target. Some countries have increased their support, but others have
been slower and less generous. The aid agencies called on rich
countries to give generously and immediately fund the crisis in order
to prevent a catastrophe, and to engage at highest political levels to
overcome current delays in the delivery of aid.

Delays
in funding have resulted in the late purchase and delivery of food to
the affected areas. In Niger, for example, World Food Programme (WFP)
distributions started too late and with a reduced number of people
receiving food aid. On 2 July WFP announced it will increase the number
of people it is helping in Niger from two to 4.5 million in the face of
the appalling new malnutrition figures. In Chad, where the WFP needs an
extra $20 million, food distributions are planned for only two months –
yet as in Niger, it will take three or more months for the next harvest
to be ready.

''We found one pocket of nearly 200
families stranded in the middle of the desert, surrounded by their
dying herd of cattle, and with less than a three weeks' supply of food
left for their families,'' said Stéphane Petitprez, CARE's Emergency
Response Director in Niger. ''One family had sent a convoy of five
camels to a market three days' walk away for help, but they didn't make
it. The camels died on the way back.
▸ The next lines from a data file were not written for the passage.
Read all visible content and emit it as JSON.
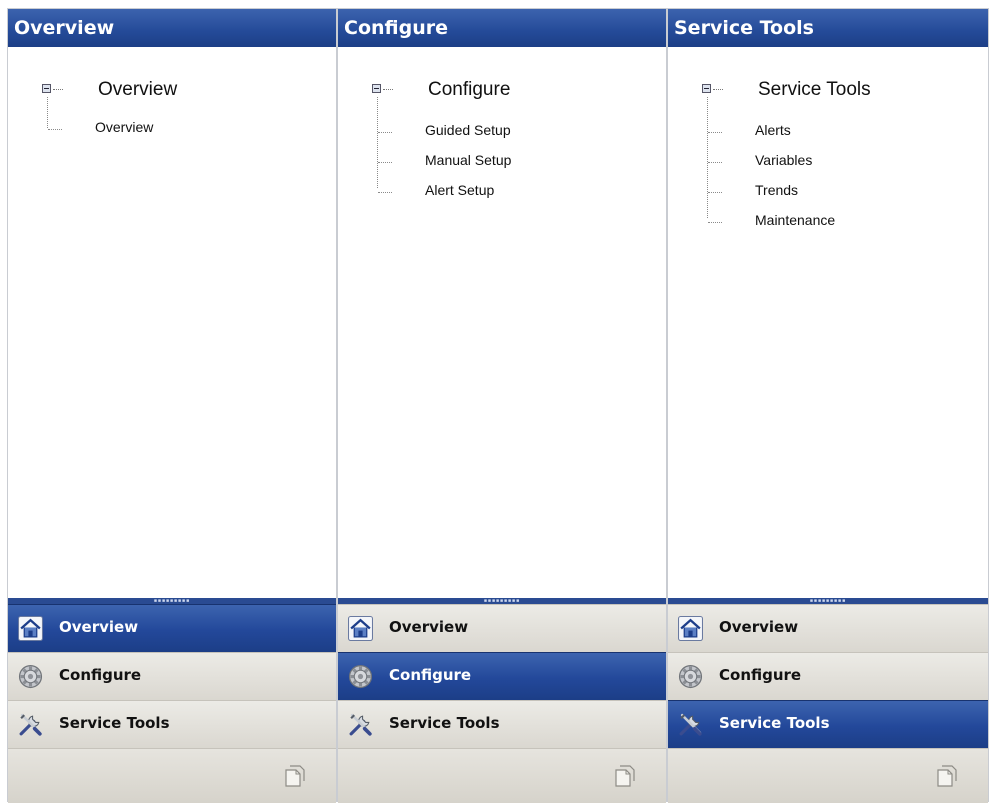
{
  "panels": [
    {
      "title": "Overview",
      "tree": {
        "root": "Overview",
        "children": [
          "Overview"
        ]
      },
      "nav": {
        "overview": "Overview",
        "configure": "Configure",
        "service_tools": "Service Tools"
      },
      "active": "overview"
    },
    {
      "title": "Configure",
      "tree": {
        "root": "Configure",
        "children": [
          "Guided Setup",
          "Manual Setup",
          "Alert Setup"
        ]
      },
      "nav": {
        "overview": "Overview",
        "configure": "Configure",
        "service_tools": "Service Tools"
      },
      "active": "configure"
    },
    {
      "title": "Service Tools",
      "tree": {
        "root": "Service Tools",
        "children": [
          "Alerts",
          "Variables",
          "Trends",
          "Maintenance"
        ]
      },
      "nav": {
        "overview": "Overview",
        "configure": "Configure",
        "service_tools": "Service Tools"
      },
      "active": "service_tools"
    }
  ],
  "icons": {
    "overview": "home-icon",
    "configure": "gear-icon",
    "service_tools": "tools-icon",
    "footer": "copy-icon"
  },
  "colors": {
    "header_blue": "#2a4b92",
    "active_blue": "#23489a",
    "inactive_gray": "#e3e1db"
  }
}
''The animals
are dying, and the future of these families are dying with them. We
warned that this would happen. We need the international community to
step up now and stop it from getting worse.''

Drought,
crop failure, pest infestations, increases in food prices and abject
levels of poverty have triggered severe food shortages and poor grazing
land, forcing people to leave their homes, and sell or kill their
starving livestock and their meagre possessions. Such desperate
measures not only indicate the depth of the crisis but also undermine
investment in long-term development, the aid agencies warn.

Niger,
the world's least developed country, is the worst hit with 7.1 million
people in need of humanitarian aid. Nearly half a million children
under the age of five are acutely malnourished, with a risk of
permanent damage or death if they are not treated urgently. The cereal
harvest has fallen by 30 per cent and pasture, essential for livestock
herders, is 60 per cent below requirements.

In Chad,
a country also affected by a long running conflict, some two million
are affected by food shortages. There are reports of women resorting to
eating seeds from anthills, with malnutrition rates of 27 per cent in
some locations. Hundreds of thousands more are at risk in Mali, Burkina
Faso and northern Nigeria.


Media contacts:

###

CARE is a leading humanitarian organization fighting global poverty. We place special focus on working alongside poor women because, equipped with the proper resources, women have the power to help whole families and entire communities escape poverty. Women are at the heart of CARE's community-based efforts to improve basic education, prevent the spread of HIV, increase access to clean water and sanitation, expand economic opportunity and protect natural resources. CARE also delivers emergency aid to survivors of war and natural disasters, and helps people rebuild their lives.

Share This Article

More in: